Economists warn Bank of England is running out of room on vast bond-buying programmes
The Bank is on track to own half of conventional gilts – UK government debt – by the end of 2021
Two things worth noting, there. Well, actually a load. But for out topic today, just the two.
The first is the extraordinary size of the intervention. You thought Britain’s Covid-19 deficits were bad? The Bank of England is buying twice as much debt as the Treasury is creating…
The second is that the markets are worried about the Bank of England being unable to continue this intervention as it ends up owning too many of the government’s bonds.
What happens then?
Well, I think Japan may be the model for us. The Bank of England could start buying all sorts of other assets. They’ve already announced a 20 billion corporate bond purchase programme, after all.
What’s my point here?
It’s the potential for the Bank of England to follow the Bank of Japan and others into the stockmarket.

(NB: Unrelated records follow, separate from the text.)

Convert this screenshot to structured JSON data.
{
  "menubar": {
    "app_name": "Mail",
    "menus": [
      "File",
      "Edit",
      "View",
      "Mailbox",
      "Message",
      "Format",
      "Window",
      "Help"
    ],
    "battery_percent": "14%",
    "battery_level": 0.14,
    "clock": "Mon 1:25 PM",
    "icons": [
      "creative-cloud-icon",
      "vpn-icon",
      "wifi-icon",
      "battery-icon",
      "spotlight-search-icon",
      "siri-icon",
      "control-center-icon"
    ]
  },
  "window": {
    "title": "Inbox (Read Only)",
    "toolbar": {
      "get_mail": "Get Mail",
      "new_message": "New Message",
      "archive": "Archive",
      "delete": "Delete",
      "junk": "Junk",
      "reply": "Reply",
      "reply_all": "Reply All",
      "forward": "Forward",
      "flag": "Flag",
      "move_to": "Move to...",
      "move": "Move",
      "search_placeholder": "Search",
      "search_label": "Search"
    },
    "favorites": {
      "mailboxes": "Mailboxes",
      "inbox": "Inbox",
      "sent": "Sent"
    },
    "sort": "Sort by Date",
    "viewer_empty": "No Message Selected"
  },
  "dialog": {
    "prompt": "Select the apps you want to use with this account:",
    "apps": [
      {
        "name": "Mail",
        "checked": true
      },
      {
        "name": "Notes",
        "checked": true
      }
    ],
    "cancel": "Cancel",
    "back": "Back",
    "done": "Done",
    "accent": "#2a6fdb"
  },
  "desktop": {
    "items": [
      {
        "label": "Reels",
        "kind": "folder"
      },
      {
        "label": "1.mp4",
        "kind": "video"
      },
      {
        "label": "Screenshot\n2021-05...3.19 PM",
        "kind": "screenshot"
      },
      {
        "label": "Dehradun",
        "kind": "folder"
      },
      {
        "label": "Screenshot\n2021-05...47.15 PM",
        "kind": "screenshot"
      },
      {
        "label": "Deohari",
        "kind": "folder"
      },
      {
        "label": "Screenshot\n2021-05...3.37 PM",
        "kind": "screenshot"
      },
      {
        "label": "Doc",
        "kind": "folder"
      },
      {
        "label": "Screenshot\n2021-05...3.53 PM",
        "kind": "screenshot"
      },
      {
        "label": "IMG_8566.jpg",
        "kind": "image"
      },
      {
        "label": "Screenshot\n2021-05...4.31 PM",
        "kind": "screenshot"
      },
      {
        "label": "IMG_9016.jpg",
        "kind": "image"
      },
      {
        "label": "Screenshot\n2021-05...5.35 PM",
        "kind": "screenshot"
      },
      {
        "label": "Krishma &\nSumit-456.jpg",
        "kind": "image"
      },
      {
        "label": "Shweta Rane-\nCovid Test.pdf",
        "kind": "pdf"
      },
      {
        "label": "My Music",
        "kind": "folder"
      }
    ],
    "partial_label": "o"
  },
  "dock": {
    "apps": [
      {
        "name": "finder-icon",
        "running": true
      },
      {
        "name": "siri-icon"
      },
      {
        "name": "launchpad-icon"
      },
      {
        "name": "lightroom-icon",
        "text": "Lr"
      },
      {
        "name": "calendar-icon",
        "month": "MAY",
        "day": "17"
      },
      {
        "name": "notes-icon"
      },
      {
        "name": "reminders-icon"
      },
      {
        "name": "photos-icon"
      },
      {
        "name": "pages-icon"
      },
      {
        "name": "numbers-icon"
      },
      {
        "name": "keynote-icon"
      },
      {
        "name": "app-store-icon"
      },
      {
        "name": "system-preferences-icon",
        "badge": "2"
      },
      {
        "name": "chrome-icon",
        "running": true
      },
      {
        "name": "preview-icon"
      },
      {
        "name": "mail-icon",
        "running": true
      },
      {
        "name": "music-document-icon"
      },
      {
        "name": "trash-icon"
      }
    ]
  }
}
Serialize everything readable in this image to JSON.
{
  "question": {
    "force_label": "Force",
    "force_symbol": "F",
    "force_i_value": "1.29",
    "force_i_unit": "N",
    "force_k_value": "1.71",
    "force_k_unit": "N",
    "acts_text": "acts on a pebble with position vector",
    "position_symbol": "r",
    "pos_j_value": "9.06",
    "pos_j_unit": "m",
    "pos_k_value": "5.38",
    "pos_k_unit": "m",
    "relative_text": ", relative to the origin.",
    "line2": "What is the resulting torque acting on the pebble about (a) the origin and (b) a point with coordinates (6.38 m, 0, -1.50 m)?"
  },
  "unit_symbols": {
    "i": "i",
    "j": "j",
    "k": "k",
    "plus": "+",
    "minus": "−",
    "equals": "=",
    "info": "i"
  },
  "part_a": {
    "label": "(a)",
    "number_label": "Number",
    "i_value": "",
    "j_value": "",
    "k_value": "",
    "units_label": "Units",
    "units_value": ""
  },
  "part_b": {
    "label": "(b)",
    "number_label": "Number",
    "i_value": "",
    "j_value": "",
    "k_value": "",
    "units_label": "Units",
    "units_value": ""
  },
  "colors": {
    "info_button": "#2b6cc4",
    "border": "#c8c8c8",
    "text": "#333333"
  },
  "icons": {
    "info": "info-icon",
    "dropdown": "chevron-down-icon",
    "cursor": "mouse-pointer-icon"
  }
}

For the central bank to “buy everything”.
We’ll dig into what this means for you tomorrow. For now consider…
Why did this happen?
Why are central bankers fiddling with the money supply to try and manipulate stockmarket prices? Why are they bidding up the stockmarket with newly created money?
Their answer is something called the “wealth effect”. Central bankers want people to feel richer. This makes them spend more. And, in the world of central banking, spending is a good thing. Because it makes the economy grow.
I suspect the real reason is a little different. But first, it’s worth pointing out that the wealth effect works both ways. If markets plunge, the loss of confidence can cause spending to crash. So perhaps central bankers are primarily putting out fires, not just shovelling coal into the stockmarket’s furnace.
I suspect the real issue is far more political. Central bankers have the power to goose the stockmarket.
Do you think they’ll just let markets crash?
I don’t. Which is why it makes plenty of sense to own stocks in a world where central bankers have infinite amounts of money to bid them up.
But not all stocks…
Find out how to find some here.
Editor, Fortune & Freedom